ACTIVITY> Scan the entries below for "thumb" and copy each line that holds it.

______

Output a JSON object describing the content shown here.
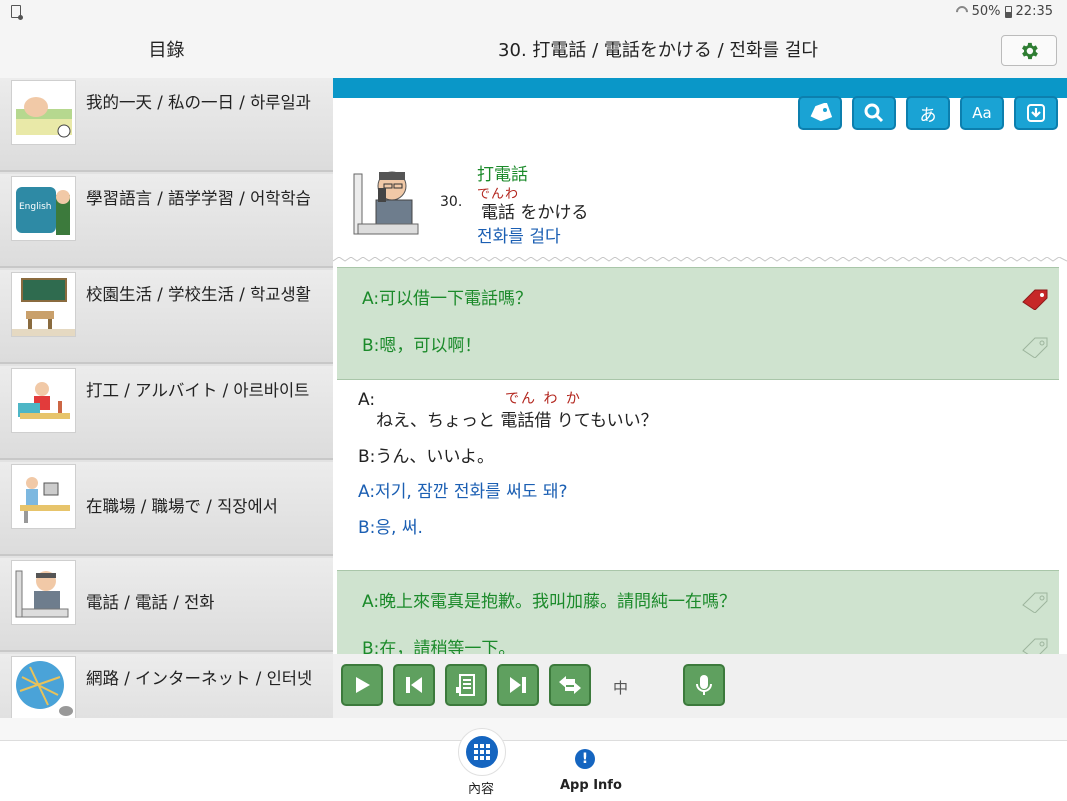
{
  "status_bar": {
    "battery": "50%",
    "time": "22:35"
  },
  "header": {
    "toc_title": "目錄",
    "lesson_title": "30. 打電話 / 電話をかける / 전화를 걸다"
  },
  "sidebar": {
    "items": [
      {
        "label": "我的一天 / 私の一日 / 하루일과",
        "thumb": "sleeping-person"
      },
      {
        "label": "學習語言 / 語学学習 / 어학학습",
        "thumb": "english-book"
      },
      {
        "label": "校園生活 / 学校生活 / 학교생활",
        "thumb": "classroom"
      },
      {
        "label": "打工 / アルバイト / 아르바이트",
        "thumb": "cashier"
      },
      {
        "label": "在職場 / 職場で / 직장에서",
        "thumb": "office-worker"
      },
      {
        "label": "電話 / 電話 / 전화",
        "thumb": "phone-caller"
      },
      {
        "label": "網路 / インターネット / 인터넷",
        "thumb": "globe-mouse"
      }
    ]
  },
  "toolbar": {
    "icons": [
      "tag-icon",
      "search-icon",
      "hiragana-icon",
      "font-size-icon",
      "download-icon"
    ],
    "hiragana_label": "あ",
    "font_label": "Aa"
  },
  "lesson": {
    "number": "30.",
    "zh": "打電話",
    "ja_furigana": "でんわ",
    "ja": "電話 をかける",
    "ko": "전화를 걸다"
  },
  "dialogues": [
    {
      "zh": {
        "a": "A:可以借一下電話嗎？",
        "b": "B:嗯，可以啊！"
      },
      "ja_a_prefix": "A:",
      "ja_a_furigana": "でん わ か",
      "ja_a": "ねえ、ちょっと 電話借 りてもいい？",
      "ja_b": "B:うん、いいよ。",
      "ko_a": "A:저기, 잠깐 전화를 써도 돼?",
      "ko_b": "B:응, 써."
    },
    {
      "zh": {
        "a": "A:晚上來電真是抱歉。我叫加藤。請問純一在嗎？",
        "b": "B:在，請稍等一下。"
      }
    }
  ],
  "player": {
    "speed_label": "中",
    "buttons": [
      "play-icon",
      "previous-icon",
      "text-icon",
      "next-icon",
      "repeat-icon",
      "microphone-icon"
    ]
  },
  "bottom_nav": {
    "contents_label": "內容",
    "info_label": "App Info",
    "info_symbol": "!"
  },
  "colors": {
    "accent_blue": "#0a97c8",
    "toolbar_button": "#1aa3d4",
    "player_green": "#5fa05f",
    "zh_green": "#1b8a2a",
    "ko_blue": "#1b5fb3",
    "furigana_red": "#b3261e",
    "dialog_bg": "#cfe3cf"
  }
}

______

ANSWER FOR THIS EXERCISE>
        "thumb": "sleeping-person"
        "thumb": "english-book"
        "thumb": "classroom"
        "thumb": "cashier"
        "thumb": "office-worker"
        "thumb": "phone-caller"
        "thumb": "globe-mouse"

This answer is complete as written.